First brought to council in May, 2016 by then Fire Chief Ken Stuebing to develop a service sustainability review process (SSRP), the review gave three options (A, B and C), including one to amalgamate the Fire/EMS services under one umbrella (C). In the report to council, it was noted that “a comprehensive cost analysis” was done, however, only the final numbers were given in the public report.
Council ultimately went with option A to contract EMS services with Medavie, going against the municipal administration recommendation for a fully blended fire/EMS service, which was approximately $2 million below option A.
Cryderman, who wanted to know how the service review came up with the final numbers, asked for the costing data leading up to the numbers given in the report, data he said councilors weren’t given.
In a back and forth with the municipality, he filed an FOI request for “financial details to costings of proposals A, B and C, the three proposed alternatives to amalgamating service costs for EMS/fire, whereby the financial and projected financial details were never released to the public and to council.”

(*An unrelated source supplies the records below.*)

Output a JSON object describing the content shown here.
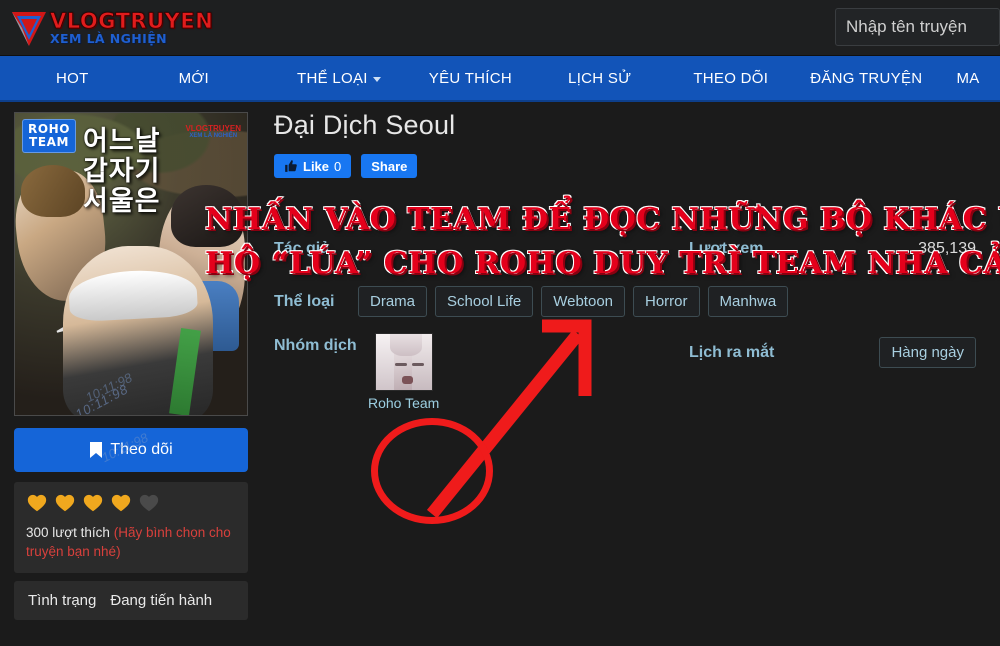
{
  "header": {
    "logo_main": "VLOGTRUYEN",
    "logo_sub": "XEM LÀ NGHIỆN",
    "search_placeholder": "Nhập tên truyện",
    "search_value": ""
  },
  "nav": {
    "items": [
      {
        "label": "HOT",
        "has_caret": false
      },
      {
        "label": "MỚI",
        "has_caret": false
      },
      {
        "label": "THỂ LOẠI",
        "has_caret": true
      },
      {
        "label": "YÊU THÍCH",
        "has_caret": false
      },
      {
        "label": "LỊCH SỬ",
        "has_caret": false
      },
      {
        "label": "THEO DÕI",
        "has_caret": false
      },
      {
        "label": "ĐĂNG TRUYỆN",
        "has_caret": false
      },
      {
        "label": "MA",
        "has_caret": false
      }
    ]
  },
  "cover": {
    "team_badge": "ROHO\nTEAM",
    "team_badge_line1": "ROHO",
    "team_badge_line2": "TEAM",
    "korean_title_line1": "어느날",
    "korean_title_line2": "갑자기",
    "korean_title_line3": "서울은",
    "watermark_main": "VLOGTRUYEN",
    "watermark_sub": "XEM LÀ NGHIỆN",
    "code": "10:11:98"
  },
  "sidebar": {
    "follow_label": "Theo dõi",
    "follow_icon": "bookmark-icon",
    "rating": {
      "filled": 4,
      "total": 5
    },
    "likes_count_text": "300 lượt thích",
    "likes_hint": "(Hãy bình chọn cho truyện bạn nhé)",
    "status_label": "Tình trạng",
    "status_value": "Đang tiến hành"
  },
  "detail": {
    "title": "Đại Dịch Seoul",
    "like_button": {
      "label": "Like",
      "count": "0",
      "icon": "thumbs-up-icon"
    },
    "share_button": {
      "label": "Share"
    },
    "author_label": "Tác giả",
    "author_value": "",
    "views_label": "Lượt xem",
    "views_value": "385,139",
    "genres_label": "Thể loại",
    "genres": [
      "Drama",
      "School Life",
      "Webtoon",
      "Horror",
      "Manhwa"
    ],
    "group_label": "Nhóm dịch",
    "group_name": "Roho Team",
    "schedule_label": "Lịch ra mắt",
    "schedule_value": "Hàng ngày"
  },
  "annotation": {
    "banner_line1": "NHẤN VÀO TEAM ĐỂ ĐỌC NHỮNG BỘ KHÁC ỦNG",
    "banner_line2": "HỘ “LÚA” CHO ROHO DUY TRÌ TEAM NHA CẢ NHÀ!!",
    "arrow": "red-arrow-pointing-up-right",
    "circle": "red-circle-around-roho-team"
  },
  "watermarks": {
    "left": "10:11:98",
    "mid": "10:11:98"
  },
  "colors": {
    "nav_blue": "#1254b8",
    "accent_red": "#e4001b",
    "label_blue": "#8fbdd3",
    "heart_gold": "#f0a81e",
    "facebook_blue": "#1877f2"
  }
}
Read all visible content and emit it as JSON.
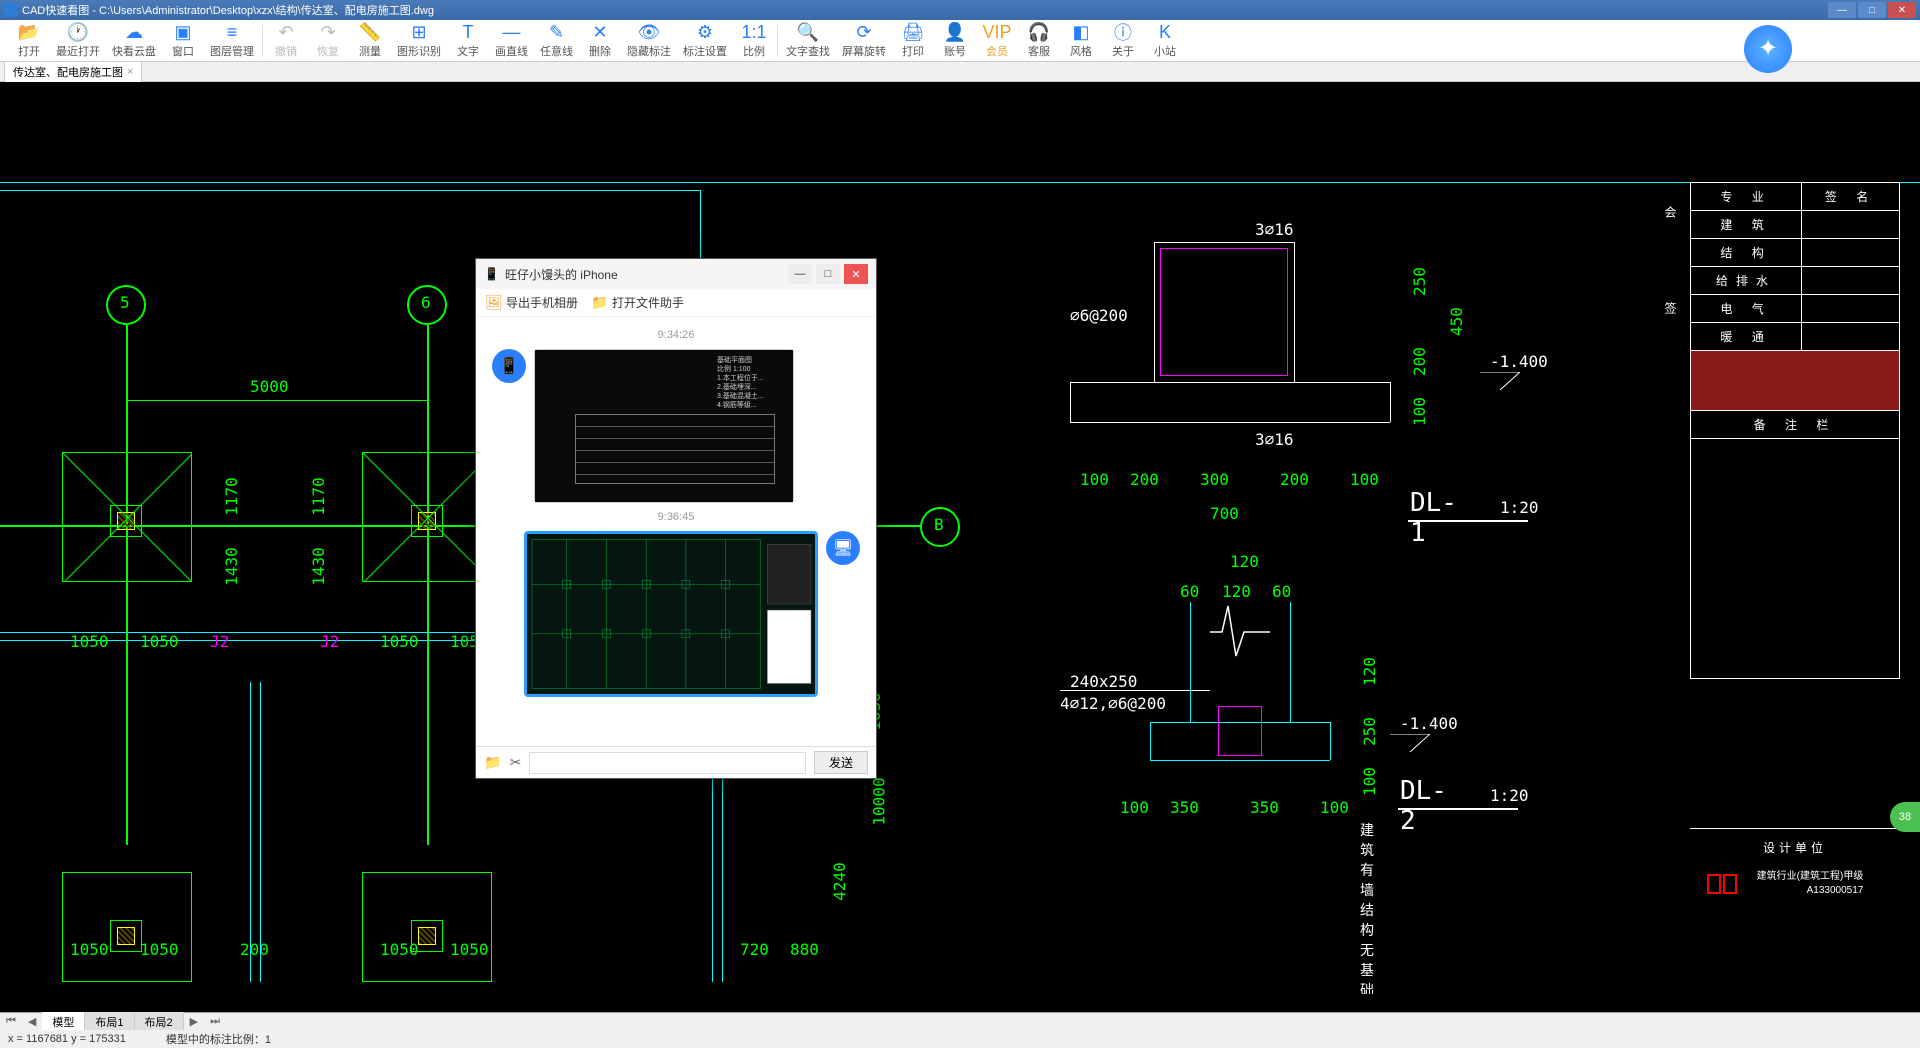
{
  "titlebar": {
    "app_name": "CAD快速看图",
    "file_path": "C:\\Users\\Administrator\\Desktop\\xzx\\结构\\传达室、配电房施工图.dwg"
  },
  "toolbar": [
    {
      "icon": "📂",
      "label": "打开",
      "name": "open-button"
    },
    {
      "icon": "🕐",
      "label": "最近打开",
      "name": "recent-button"
    },
    {
      "icon": "☁",
      "label": "快看云盘",
      "name": "cloud-button"
    },
    {
      "icon": "▣",
      "label": "窗口",
      "name": "window-button"
    },
    {
      "icon": "≡",
      "label": "图层管理",
      "name": "layer-button"
    },
    {
      "sep": true
    },
    {
      "icon": "↶",
      "label": "撤销",
      "name": "undo-button",
      "disabled": true
    },
    {
      "icon": "↷",
      "label": "恢复",
      "name": "redo-button",
      "disabled": true
    },
    {
      "icon": "📏",
      "label": "测量",
      "name": "measure-button"
    },
    {
      "icon": "⊞",
      "label": "图形识别",
      "name": "recognize-button"
    },
    {
      "icon": "T",
      "label": "文字",
      "name": "text-button"
    },
    {
      "icon": "—",
      "label": "画直线",
      "name": "line-button"
    },
    {
      "icon": "✎",
      "label": "任意线",
      "name": "freeline-button"
    },
    {
      "icon": "✕",
      "label": "删除",
      "name": "delete-button"
    },
    {
      "icon": "👁",
      "label": "隐藏标注",
      "name": "hide-annot-button"
    },
    {
      "icon": "⚙",
      "label": "标注设置",
      "name": "annot-settings-button"
    },
    {
      "icon": "1:1",
      "label": "比例",
      "name": "scale-button"
    },
    {
      "sep": true
    },
    {
      "icon": "🔍",
      "label": "文字查找",
      "name": "find-text-button"
    },
    {
      "icon": "⟳",
      "label": "屏幕旋转",
      "name": "rotate-button"
    },
    {
      "icon": "🖨",
      "label": "打印",
      "name": "print-button"
    },
    {
      "icon": "👤",
      "label": "账号",
      "name": "account-button"
    },
    {
      "icon": "VIP",
      "label": "会员",
      "name": "vip-button",
      "vip": true
    },
    {
      "icon": "🎧",
      "label": "客服",
      "name": "support-button"
    },
    {
      "icon": "◧",
      "label": "风格",
      "name": "style-button"
    },
    {
      "icon": "ⓘ",
      "label": "关于",
      "name": "about-button"
    },
    {
      "icon": "K",
      "label": "小站",
      "name": "station-button"
    }
  ],
  "tab": {
    "name": "传达室、配电房施工图"
  },
  "bottom_tabs": {
    "model": "模型",
    "layout1": "布局1",
    "layout2": "布局2"
  },
  "status": {
    "coords": "x = 1167681  y = 175331",
    "scale_info": "模型中的标注比例：1"
  },
  "info_panel": {
    "rows": [
      [
        "专 业",
        "签 名"
      ],
      [
        "建 筑",
        ""
      ],
      [
        "结 构",
        ""
      ],
      [
        "给排水",
        ""
      ],
      [
        "电 气",
        ""
      ],
      [
        "暖 通",
        ""
      ]
    ],
    "remark_label": "备 注 栏",
    "vert1": "会",
    "vert2": "签"
  },
  "design_unit": {
    "title": "设计单位",
    "line1": "建筑行业(建筑工程)甲级",
    "line2": "A133000517"
  },
  "cad_labels": {
    "g5": "5",
    "g6": "6",
    "gB": "B",
    "d5000": "5000",
    "d1170a": "1170",
    "d1430a": "1430",
    "d1170b": "1170",
    "d1430b": "1430",
    "d1050_1": "1050",
    "d1050_2": "1050",
    "d1050_3": "1050",
    "d1050_4": "1050",
    "d1050_5": "1050",
    "d1050_6": "1050",
    "d1050_7": "1050",
    "d1050_8": "1050",
    "d200": "200",
    "d4240": "4240",
    "d10000": "10000",
    "d1630": "1630",
    "d720": "720",
    "d880": "880",
    "J2a": "J2",
    "J2b": "J2",
    "DL2": "DL-2",
    "s1_3f16t": "3⌀16",
    "s1_3f16b": "3⌀16",
    "s1_f6_200": "⌀6@200",
    "s1_250": "250",
    "s1_450": "450",
    "s1_200": "200",
    "s1_100l": "100",
    "s1_100r": "100",
    "s1_100a": "100",
    "s1_200a": "200",
    "s1_300": "300",
    "s1_200b": "200",
    "s1_100b": "100",
    "s1_700": "700",
    "s1_name": "DL-1",
    "s1_scale": "1:20",
    "s1_lvl": "-1.400",
    "s2_120t": "120",
    "s2_60l": "60",
    "s2_120m": "120",
    "s2_60r": "60",
    "s2_240x250": "240x250",
    "s2_rebar": "4⌀12,⌀6@200",
    "s2_120v": "120",
    "s2_250": "250",
    "s2_100v": "100",
    "s2_100l": "100",
    "s2_350a": "350",
    "s2_350b": "350",
    "s2_100r": "100",
    "s2_name": "DL-2",
    "s2_scale": "1:20",
    "s2_lvl": "-1.400",
    "s2_note": "建筑有墙结构无基础处设"
  },
  "chat": {
    "title": "旺仔小馒头的 iPhone",
    "export_photo": "导出手机相册",
    "open_file_helper": "打开文件助手",
    "time1": "9:34:26",
    "time2": "9:36:45",
    "send": "发送"
  },
  "badge": "38"
}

“The municipality has failed to disclose to taxpayers, information on how they reached the end results for option A, B and C, a pattern already established through the action of the city, contrary to Chatham-Kent statements that they are transparent and accountable,” Cryderman said. “Actions certainly describe otherwise.”
The municipality’s response to an appeal by Cryderman to the FOI Commissioner was a 15-page document that states they have given every piece of information that doesn’t reveal third party information (EMS), “valuable financial and labour relations information for both the municipality and Medavie,” “trade secret” information in option C, and other matters related to management of personnel.
In his appeal, Cryderman said at no time did he request a “spreadsheet,” as the municipality previously told him they don’t have information in spreadsheet form. He said his specific requests for information are interpreted by the municipality in a way they are “using as an excuse not to disclose.”
“The amount of time and resources the municipality is spending not to disclose information that is taxpayer owned; fighting a constituent, it’s a clear case they are not practicing what they preach. The public has a right to know how their tax dollars are being spent,” Cryderman stated.
He said there are five people working full or part-time on FOI requests which should be available and “cannot lawfully be kept from the public. The public owns city hall, city hall does not own the public.”
While his requests for information from the municipality can be viewed as tiresome or combative by staff or members of the public, Cryderman said he is not pitting himself against city hall; he simply wants to see them be open and accountable, and getting the best bang for the buck out of taxpayer’s money.
“I’m trying to get them to come around to work to the benefit of the public purse,” he noted.
Cryderman added that he, in the past, as an employee being paid by public dollars, “didn’t act in a manner that would have been for the best overall benefit for the taxpayer” and making up for that drives him now to push the municipality to spend dollars wisely and with full disclosure to the public.
There are many FOI requests he is currently working on, including the raw data (expenses) that make up the 2017 budget report, something he said he hasn’t been given access to in full. He also has FOIs in the works about expenses for municipal vehicles and how they are used by staff, and police financial expenses not explained in the budget.
He believes there are savings that can be found if council was actually privy to all the expenses in each department, instead of just what staff shows them, and he would like to see that used to get down to a zero per cent tax increase.